These latest reports, revealing nine additional incidents involving Waymo's self-driving vehicles in Phoenix and San Francisco, come on the heels of the ongoing investigation by the National Highway Traffic Safety Administration Office of Defects Investigation (ODI) that has already called into question Waymo’s autonomous vehicle software. This investigation was spurred by 22 prior reports of Waymo vehicles causing accidents and potentially breaking traffic laws.

The newest incidents shed further light on the risks posed by autonomous vehicles, with reports revealing Waymo vehicles colliding with gates, utility poles, and parked vehicles. More worryingly, there were instances of self-driving cars traveling in the wrong lane and venturing into construction zones.

Such unpredictable driving behavior increases the threat of accidents, property damage and, more importantly, the risk of injury to pedestrians - an issue made all the more critical as some of these incidents happened in close proximity to pedestrian traffic.

The National Highway Traffic Safety Administration (NHTSA) has given Waymo a deadline of June 11 to respond to questions regarding the ongoing investigation. This rapidly looming date marks a significant point in the saga of Waymo's self-driving vehicle safety evaluation and is sure to have industry analysts and autonomous vehicle proponents watching closely.

But Waymo isn't the only company in the NHTSA's sights. As part of an industry-wide expansion of inquiries into automated driving technology, the agency has also begun investigating autonomous vehicles operated by Amazon-backed Zoox.
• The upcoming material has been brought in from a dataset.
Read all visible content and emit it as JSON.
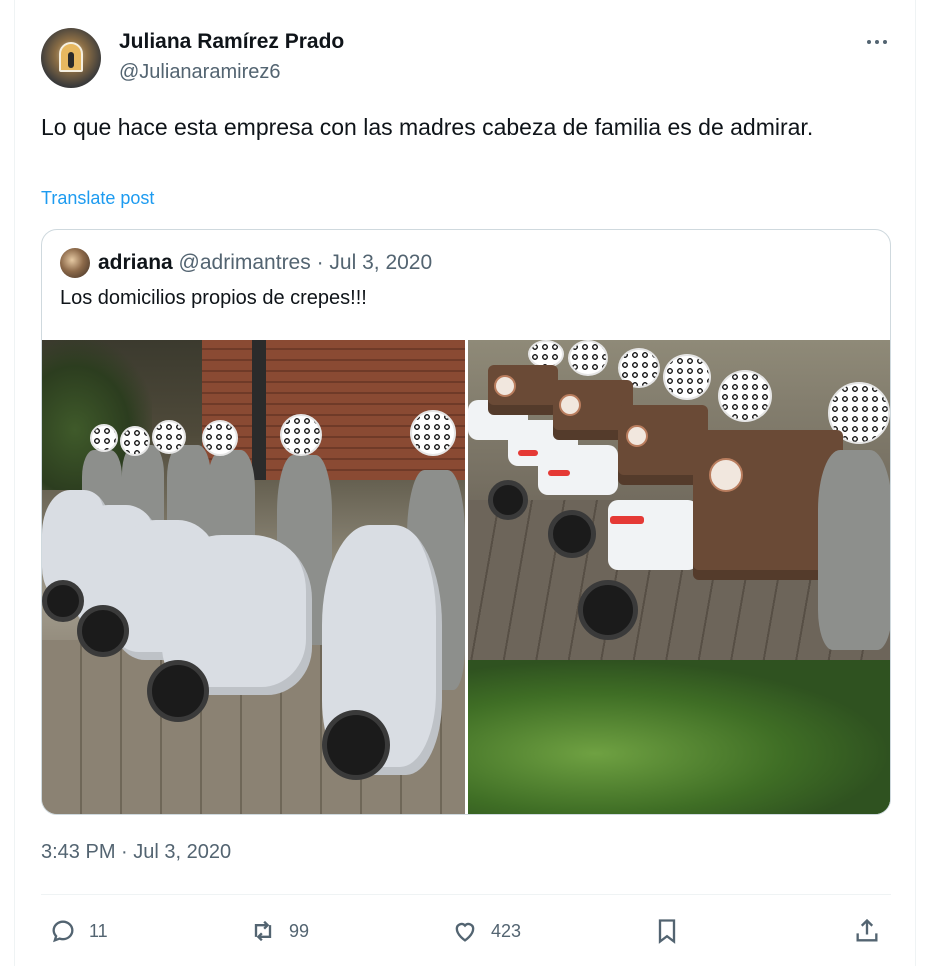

The implications of these inquiries for the future of autonomous vehicles are huge. As self-driving car technology continues to evolve, the need for stringent safety regulations and vigilant enforcement becomes paramount. If companies like Waymo and Zoox fail to meet these safety standards, it could spark a significant setback in public confidence in autonomous driving technology, possibly slowing down widespread adoption and forcing a reevaluation of how the sector moves forward.

Despite these challenges, the race towards a future dominated by autonomous vehicles shows no sign of slowing down. As investigations continue and companies respond to safety concerns, an industry under public scrutiny now finds itself in a crucial moment of self-assessment, forcing technological innovators to also become guardians of public safety. How they respond may just steer the course of the autonomous vehicle revolution.